I fully realize that giving pets as gifts can increase adoptions and reduce the population of homeless animals in shelters. However, I also worry that if the animal is "the wrong animal," he or she will pay a huge price for the well-intentioned move that turns into a grievous mistake. Moving dogs or other animals from one home to another—playing "musical animals"—can be extremely perilous, and it's the animal who pays the price. I know that many people also will grieve when giving up the animal, but it's highly likely the animal will suffer more as they go from home to home or spend their lives in a shelter. The answer to questions about whether or not to give a pet as a gift is not to do it, especially as a surprise. Of course, parents or other adults may choose to give a child a companion animal, but that's another matter. 

The 2 minutes and 24 seconds it takes to watch "ASPCA: The Virtue of Promoting Pets as Gifts?" could save another animal's life and also yours. Little is lost and a lot is gained by popping the question before you choose to give another person a pet. Good intentions aren't good enough when gambling with another being's life. 

This article was originally published by Psychology Today.
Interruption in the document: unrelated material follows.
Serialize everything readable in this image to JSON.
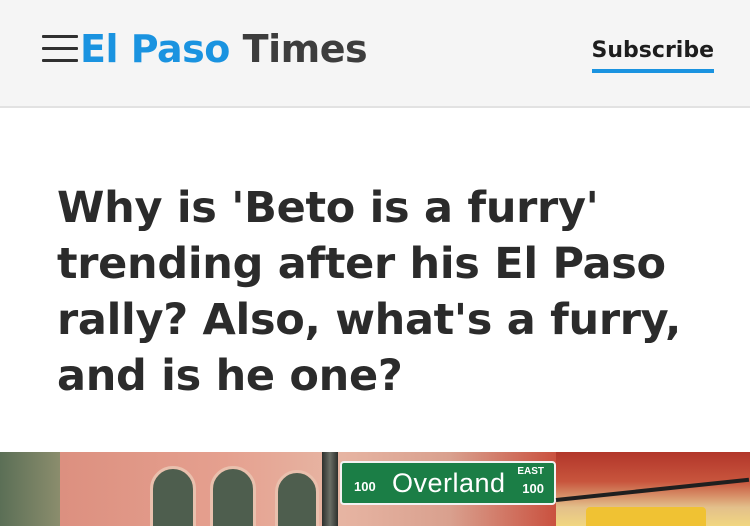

Reprinted with permission.

Marc Bekoff, Ph.D., is professor emeritus of Ecology and Evolutionary Biology at the University of Colorado, Boulder, and co-founder with Jane Goodall of Ethologists for the Ethical Treatment of Animals. He is the author of Canine Confidential: Why Dogs Do What They Do and The Animals’ Agenda: Freedom, Compassion, and Coexistence in the Human Age (with Jessica Pierce). Find him online at marcbekoff.com.